═══ Task inputs

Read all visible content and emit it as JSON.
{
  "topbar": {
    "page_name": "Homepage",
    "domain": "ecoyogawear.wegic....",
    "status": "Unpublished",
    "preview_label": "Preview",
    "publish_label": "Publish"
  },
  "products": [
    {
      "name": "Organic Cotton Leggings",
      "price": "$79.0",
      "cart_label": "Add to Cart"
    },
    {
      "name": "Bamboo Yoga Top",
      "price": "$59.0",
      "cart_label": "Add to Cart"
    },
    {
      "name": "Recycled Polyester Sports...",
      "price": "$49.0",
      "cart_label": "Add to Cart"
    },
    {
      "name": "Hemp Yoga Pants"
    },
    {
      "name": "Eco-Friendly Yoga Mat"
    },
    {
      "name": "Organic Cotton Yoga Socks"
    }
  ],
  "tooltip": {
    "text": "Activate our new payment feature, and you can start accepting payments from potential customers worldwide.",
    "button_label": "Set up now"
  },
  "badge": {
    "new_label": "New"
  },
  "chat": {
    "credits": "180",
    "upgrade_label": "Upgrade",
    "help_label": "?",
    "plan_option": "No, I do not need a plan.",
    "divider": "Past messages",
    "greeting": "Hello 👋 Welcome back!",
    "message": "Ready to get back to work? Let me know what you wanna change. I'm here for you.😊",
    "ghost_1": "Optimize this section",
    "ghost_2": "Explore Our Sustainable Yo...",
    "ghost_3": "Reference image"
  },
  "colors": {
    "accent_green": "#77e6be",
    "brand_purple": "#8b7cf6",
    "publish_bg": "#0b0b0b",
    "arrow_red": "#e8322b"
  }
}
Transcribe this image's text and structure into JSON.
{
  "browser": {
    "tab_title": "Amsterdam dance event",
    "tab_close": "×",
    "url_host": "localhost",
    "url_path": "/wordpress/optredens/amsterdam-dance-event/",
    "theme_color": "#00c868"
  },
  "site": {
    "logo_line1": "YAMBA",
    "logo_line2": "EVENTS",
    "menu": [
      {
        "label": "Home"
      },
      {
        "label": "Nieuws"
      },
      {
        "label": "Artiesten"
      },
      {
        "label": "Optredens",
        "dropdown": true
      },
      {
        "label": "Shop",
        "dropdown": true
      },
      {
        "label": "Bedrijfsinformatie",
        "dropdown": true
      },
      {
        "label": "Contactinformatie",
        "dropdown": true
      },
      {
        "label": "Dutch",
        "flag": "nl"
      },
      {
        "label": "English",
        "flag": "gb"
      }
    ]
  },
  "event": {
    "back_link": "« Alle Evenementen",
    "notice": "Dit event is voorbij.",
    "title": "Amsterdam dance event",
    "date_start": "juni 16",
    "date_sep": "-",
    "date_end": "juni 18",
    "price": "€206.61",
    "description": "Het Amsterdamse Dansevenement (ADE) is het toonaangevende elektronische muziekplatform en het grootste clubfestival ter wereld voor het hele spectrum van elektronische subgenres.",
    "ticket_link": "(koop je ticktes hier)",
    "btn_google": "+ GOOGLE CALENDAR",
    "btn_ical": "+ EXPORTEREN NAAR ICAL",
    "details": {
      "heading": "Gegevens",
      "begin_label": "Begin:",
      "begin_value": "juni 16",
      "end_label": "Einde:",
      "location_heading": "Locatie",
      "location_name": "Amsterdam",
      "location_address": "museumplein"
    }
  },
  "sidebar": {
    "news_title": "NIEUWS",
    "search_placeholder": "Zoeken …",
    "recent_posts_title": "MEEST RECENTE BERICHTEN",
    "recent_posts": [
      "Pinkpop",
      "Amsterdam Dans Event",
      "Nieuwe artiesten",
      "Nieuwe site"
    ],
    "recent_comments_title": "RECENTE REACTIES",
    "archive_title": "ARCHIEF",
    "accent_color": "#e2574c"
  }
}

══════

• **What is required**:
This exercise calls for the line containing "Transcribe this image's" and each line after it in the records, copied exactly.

• **Exercise output**:
Transcribe this image's text and structure into JSON.
{
  "browser": {
    "tab_title": "Amsterdam dance event",
    "tab_close": "×",
    "url_host": "localhost",
    "url_path": "/wordpress/optredens/amsterdam-dance-event/",
    "theme_color": "#00c868"
  },
  "site": {
    "logo_line1": "YAMBA",
    "logo_line2": "EVENTS",
    "menu": [
      {
        "label": "Home"
      },
      {
        "label": "Nieuws"
      },
      {
        "label": "Artiesten"
      },
      {
        "label": "Optredens",
        "dropdown": true
      },
      {
        "label": "Shop",
        "dropdown": true
      },
      {
        "label": "Bedrijfsinformatie",
        "dropdown": true
      },
      {
        "label": "Contactinformatie",
        "dropdown": true
      },
      {
        "label": "Dutch",
        "flag": "nl"
      },
      {
        "label": "English",
        "flag": "gb"
      }
    ]
  },
  "event": {
    "back_link": "« Alle Evenementen",
    "notice": "Dit event is voorbij.",
    "title": "Amsterdam dance event",
    "date_start": "juni 16",
    "date_sep": "-",
    "date_end": "juni 18",
    "price": "€206.61",
    "description": "Het Amsterdamse Dansevenement (ADE) is het toonaangevende elektronische muziekplatform en het grootste clubfestival ter wereld voor het hele spectrum van elektronische subgenres.",
    "ticket_link": "(koop je ticktes hier)",
    "btn_google": "+ GOOGLE CALENDAR",
    "btn_ical": "+ EXPORTEREN NAAR ICAL",
    "details": {
      "heading": "Gegevens",
      "begin_label": "Begin:",
      "begin_value": "juni 16",
      "end_label": "Einde:",
      "location_heading": "Locatie",
      "location_name": "Amsterdam",
      "location_address": "museumplein"
    }
  },
  "sidebar": {
    "news_title": "NIEUWS",
    "search_placeholder": "Zoeken …",
    "recent_posts_title": "MEEST RECENTE BERICHTEN",
    "recent_posts": [
      "Pinkpop",
      "Amsterdam Dans Event",
      "Nieuwe artiesten",
      "Nieuwe site"
    ],
    "recent_comments_title": "RECENTE REACTIES",
    "archive_title": "ARCHIEF",
    "accent_color": "#e2574c"
  }
}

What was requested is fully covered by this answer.